Peripheral self-expanding nitinol stent system

Percutaneous transluminal angioplasty (PTA) and stenting of the superficial femoral and popliteal arteries is the proposed treatment of choice in the majority of patients with intermittent claudication (IC) or critical limb ischemia (CLI) on the basis of its reduced perioperative morbidity and mortality, and reduced in-hospital stay [1, 2]. To date, several new technologies, such as self expanding bare metal stents made from nitinol and drug-coated balloons (DCB), have emerged with the aim to improve long-term patency outcomes following angioplasty of the femoral and popliteal arteries [3, 4].

VascuFlex® 5 and 6 F is a self-expanding stent system indicated for lower extremity peripheral artery disease whose anatomical dimensions correspond to the available stent sizes.


Stent design

  • Open cell design for high flexibility and good vessel adaption
  • Minimal foreshortening
  • Excellent stent visibility with laser-welded tantalum markers

Proven delivery system

  • ePTFE lining for smooth, controlled and precise stent release (confirmed in user tests)
  • Excellent flexibility und pushability [5]
  • Radiopaque platinum markers for enhanced visibility
  • Braided shaft for high kink resistance [5]

Wide product range

  • 5F and 6F delivery systems
  • 5-10 mm stent diameters
  • 20-200 mm stent lengths
  • 80 cm, 120/130 cm shaft lengths
  • 180 cm shaft length for transradial/transbrachial approach

[1] Tendera M, Aboyans V, Bartelink ML et al (2011) ESC Guidelines on the diagnosis and treatment of peripheral artery diseases: document covering atherosclerotic disease of extracranial carotid and vertebral, mesenteric, renal, upper and lower extremity arteries: the Task Force on the Diagnosis and Treatment of Peripheral Artery Diseases of the European Society of Cardiology (ESC). Eur Heart J 32(22):2851–2906

[2] Tsetis D, Belli AM (2004) Guidelines for stenting in infrainguinal arterial disease.
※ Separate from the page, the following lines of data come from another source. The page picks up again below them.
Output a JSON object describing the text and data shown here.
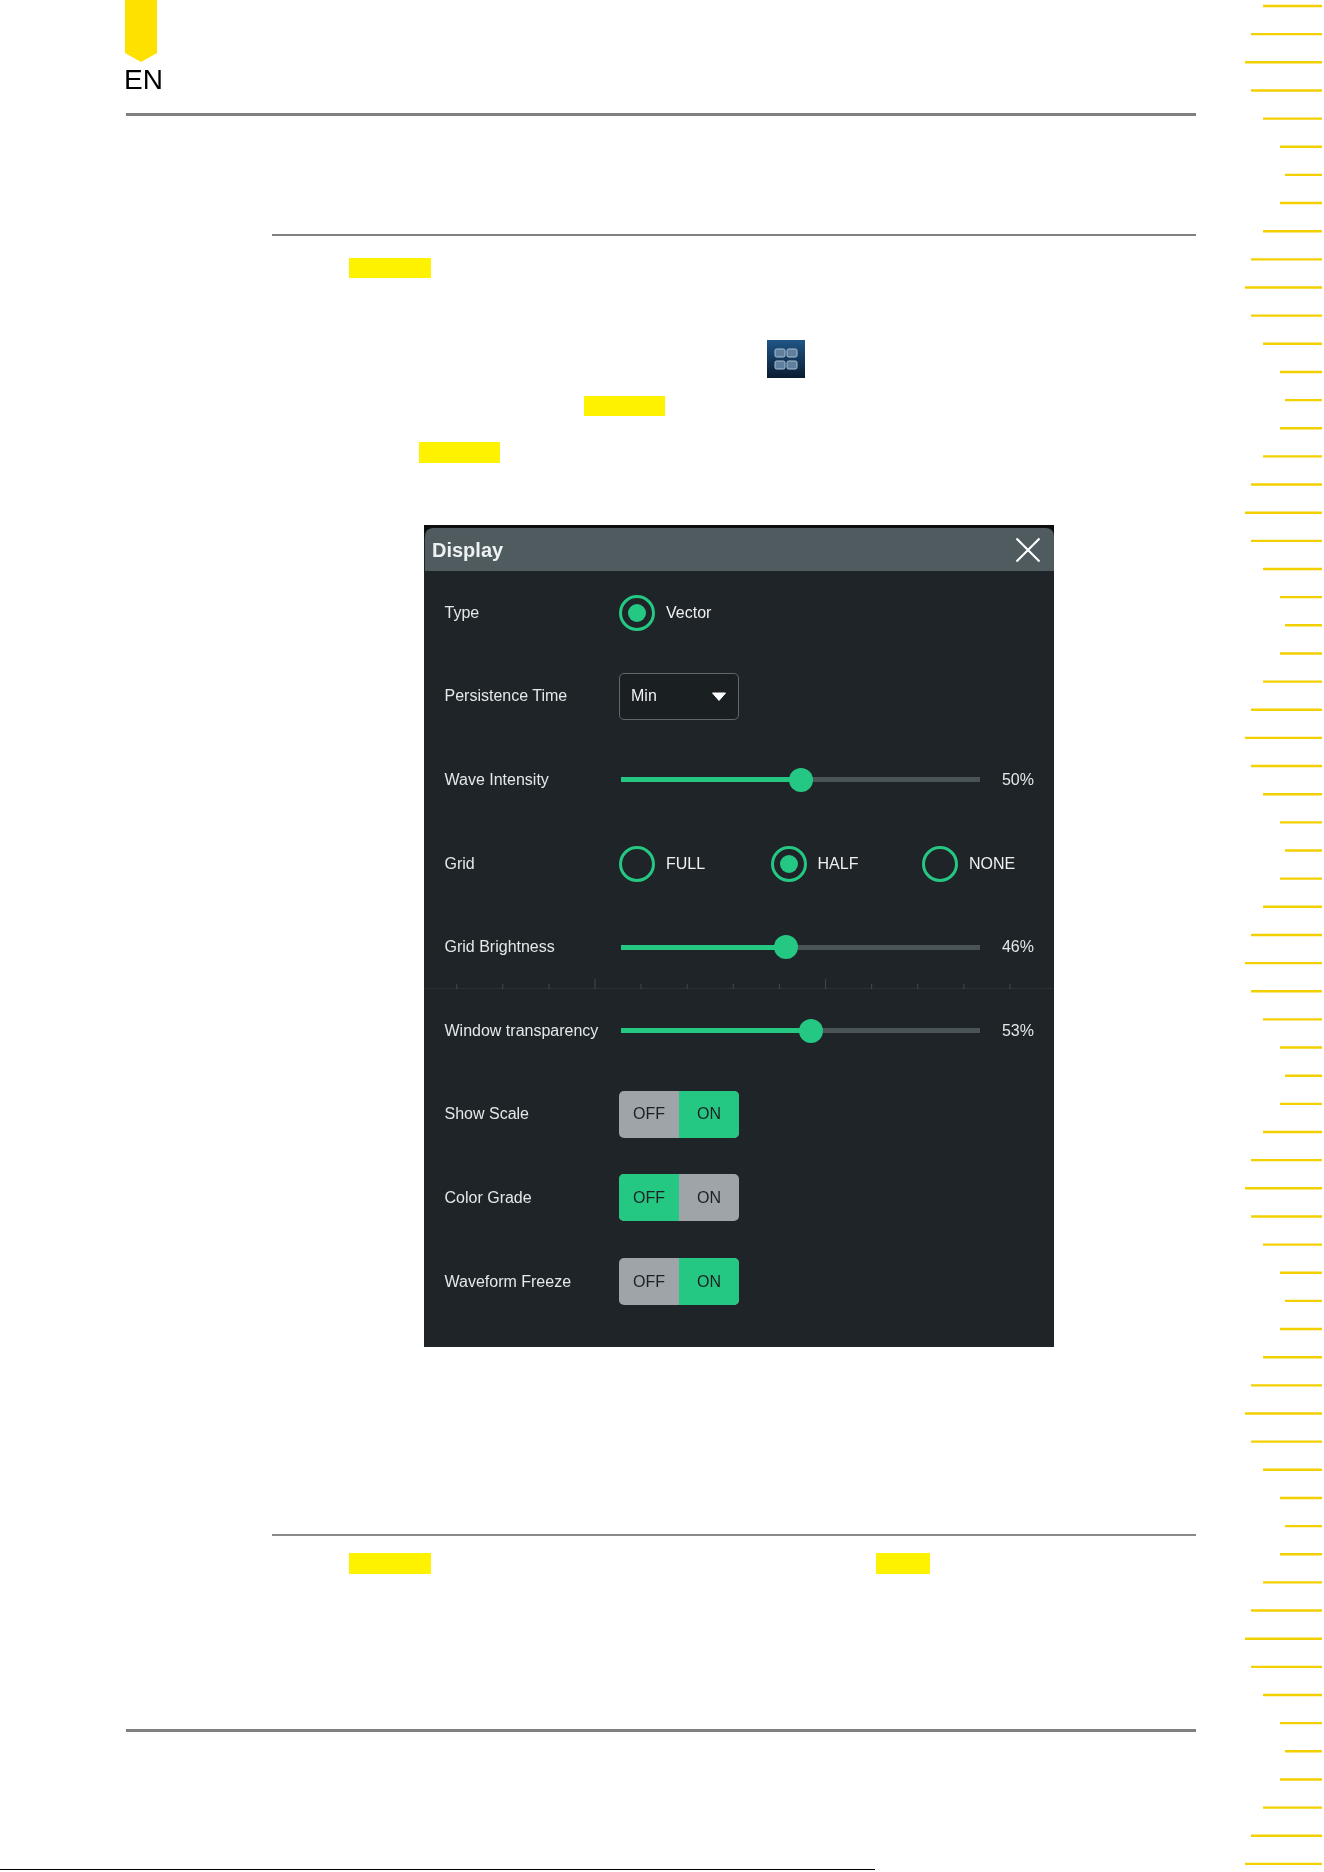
{
  "header": {
    "language": "EN"
  },
  "dialog": {
    "title": "Display",
    "rows": [
      {
        "kind": "radio",
        "label": "Type",
        "options": [
          {
            "label": "Vector",
            "selected": true
          }
        ]
      },
      {
        "kind": "dropdown",
        "label": "Persistence Time",
        "value": "Min"
      },
      {
        "kind": "slider",
        "label": "Wave Intensity",
        "level": 0.5,
        "reading": "50%"
      },
      {
        "kind": "radio",
        "label": "Grid",
        "options": [
          {
            "label": "FULL",
            "selected": false
          },
          {
            "label": "HALF",
            "selected": true
          },
          {
            "label": "NONE",
            "selected": false
          }
        ]
      },
      {
        "kind": "slider",
        "label": "Grid Brightness",
        "level": 0.46,
        "reading": "46%"
      },
      {
        "kind": "slider",
        "label": "Window transparency",
        "level": 0.53,
        "reading": "53%"
      },
      {
        "kind": "switch",
        "label": "Show Scale",
        "off_label": "OFF",
        "on_label": "ON",
        "on": true
      },
      {
        "kind": "switch",
        "label": "Color Grade",
        "off_label": "OFF",
        "on_label": "ON",
        "on": false
      },
      {
        "kind": "switch",
        "label": "Waveform Freeze",
        "off_label": "OFF",
        "on_label": "ON",
        "on": true
      }
    ]
  }
}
Cardiovasc Intervent Radiol 27(3):198–203

[3] Cassese S, Byrne RA, Ott I et al (2012) Paclitaxel-coated versus uncoated balloon angioplasty reduces target lesion revascularization in patients with femoropopliteal arterial disease: a meta-analysis of randomized trials. Circ Cardiovasc Interv 5(4):582–589

[4] Schillinger M, Sabeti S, Loewe C et al (2006) Balloon angioplasty versus implantation of nitinol stents in the superficial femoral artery. N Engl J Med 354(18):1879–1888

[5] Data on file at B. Braun